INPUT RECORDS below:
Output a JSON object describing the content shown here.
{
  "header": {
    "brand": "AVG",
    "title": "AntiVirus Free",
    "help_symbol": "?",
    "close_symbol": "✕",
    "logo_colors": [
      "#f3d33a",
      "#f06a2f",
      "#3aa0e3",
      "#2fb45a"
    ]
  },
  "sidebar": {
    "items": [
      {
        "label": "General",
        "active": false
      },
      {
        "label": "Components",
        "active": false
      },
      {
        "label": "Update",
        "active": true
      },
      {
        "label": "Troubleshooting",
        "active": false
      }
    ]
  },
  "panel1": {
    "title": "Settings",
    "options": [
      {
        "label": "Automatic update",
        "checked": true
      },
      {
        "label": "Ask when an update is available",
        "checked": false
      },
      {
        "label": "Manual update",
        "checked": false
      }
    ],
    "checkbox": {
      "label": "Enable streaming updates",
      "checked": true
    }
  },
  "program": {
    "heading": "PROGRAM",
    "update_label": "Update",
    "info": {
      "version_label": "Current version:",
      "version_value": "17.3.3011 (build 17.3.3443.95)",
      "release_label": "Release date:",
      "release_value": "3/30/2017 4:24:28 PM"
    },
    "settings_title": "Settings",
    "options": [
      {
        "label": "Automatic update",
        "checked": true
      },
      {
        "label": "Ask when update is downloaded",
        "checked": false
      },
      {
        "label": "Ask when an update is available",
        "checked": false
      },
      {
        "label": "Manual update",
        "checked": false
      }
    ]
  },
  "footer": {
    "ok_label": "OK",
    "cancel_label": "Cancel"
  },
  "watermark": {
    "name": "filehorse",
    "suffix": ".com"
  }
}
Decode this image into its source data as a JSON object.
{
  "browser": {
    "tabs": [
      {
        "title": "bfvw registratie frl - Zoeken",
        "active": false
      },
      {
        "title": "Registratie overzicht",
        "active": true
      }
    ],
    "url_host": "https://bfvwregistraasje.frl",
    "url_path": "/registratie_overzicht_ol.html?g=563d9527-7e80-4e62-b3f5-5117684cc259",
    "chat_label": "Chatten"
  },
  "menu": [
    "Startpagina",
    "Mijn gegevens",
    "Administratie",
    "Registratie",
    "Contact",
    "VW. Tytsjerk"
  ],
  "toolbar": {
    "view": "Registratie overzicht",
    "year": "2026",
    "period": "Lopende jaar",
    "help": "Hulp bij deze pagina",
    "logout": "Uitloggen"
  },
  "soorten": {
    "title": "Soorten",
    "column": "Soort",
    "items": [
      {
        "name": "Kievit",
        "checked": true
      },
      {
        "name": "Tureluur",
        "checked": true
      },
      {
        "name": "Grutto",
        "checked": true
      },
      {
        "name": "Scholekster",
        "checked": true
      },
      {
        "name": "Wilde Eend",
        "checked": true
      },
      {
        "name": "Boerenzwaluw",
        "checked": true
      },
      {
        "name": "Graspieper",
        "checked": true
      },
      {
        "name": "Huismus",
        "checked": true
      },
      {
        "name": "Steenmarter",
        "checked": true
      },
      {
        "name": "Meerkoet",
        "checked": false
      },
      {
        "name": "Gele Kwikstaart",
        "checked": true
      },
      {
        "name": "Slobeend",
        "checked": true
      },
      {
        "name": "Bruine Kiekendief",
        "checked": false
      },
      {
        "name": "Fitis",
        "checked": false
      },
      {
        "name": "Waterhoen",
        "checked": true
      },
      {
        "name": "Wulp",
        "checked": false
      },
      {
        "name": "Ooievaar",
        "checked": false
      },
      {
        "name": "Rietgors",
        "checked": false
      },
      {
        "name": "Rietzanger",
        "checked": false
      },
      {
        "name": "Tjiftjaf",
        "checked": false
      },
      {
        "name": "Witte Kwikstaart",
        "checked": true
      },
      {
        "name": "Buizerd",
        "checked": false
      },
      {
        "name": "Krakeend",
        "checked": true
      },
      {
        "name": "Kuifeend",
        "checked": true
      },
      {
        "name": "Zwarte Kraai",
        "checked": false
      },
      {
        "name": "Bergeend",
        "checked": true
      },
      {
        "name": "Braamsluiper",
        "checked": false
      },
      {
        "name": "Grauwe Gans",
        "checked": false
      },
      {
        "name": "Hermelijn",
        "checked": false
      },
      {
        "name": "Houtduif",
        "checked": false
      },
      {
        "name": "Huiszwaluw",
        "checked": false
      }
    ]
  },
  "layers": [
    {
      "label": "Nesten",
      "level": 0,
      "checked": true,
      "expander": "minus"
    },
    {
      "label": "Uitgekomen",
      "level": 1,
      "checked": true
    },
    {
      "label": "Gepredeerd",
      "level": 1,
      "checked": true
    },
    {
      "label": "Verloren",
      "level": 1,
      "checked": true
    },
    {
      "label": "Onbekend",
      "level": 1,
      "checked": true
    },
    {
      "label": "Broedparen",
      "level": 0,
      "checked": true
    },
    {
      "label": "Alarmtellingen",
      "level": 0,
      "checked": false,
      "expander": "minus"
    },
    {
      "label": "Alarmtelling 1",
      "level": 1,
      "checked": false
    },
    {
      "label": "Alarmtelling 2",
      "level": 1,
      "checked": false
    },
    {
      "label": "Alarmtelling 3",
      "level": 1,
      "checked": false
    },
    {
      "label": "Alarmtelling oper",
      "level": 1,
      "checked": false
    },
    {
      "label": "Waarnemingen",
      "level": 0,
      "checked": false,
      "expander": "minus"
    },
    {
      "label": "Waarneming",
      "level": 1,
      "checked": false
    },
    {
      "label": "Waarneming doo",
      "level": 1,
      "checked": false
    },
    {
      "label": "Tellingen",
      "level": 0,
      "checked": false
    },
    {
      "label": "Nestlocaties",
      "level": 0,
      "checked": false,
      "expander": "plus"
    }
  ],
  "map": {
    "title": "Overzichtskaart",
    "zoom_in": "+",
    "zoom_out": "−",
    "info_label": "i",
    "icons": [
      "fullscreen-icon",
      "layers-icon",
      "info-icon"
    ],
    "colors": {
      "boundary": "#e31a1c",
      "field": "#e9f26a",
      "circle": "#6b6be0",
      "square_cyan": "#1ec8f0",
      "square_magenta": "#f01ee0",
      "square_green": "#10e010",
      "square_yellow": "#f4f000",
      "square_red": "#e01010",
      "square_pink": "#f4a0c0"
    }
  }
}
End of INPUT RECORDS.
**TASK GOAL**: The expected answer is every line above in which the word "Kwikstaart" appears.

**TASK OUTPUT**:
        "name": "Gele Kwikstaart",
        "name": "Witte Kwikstaart",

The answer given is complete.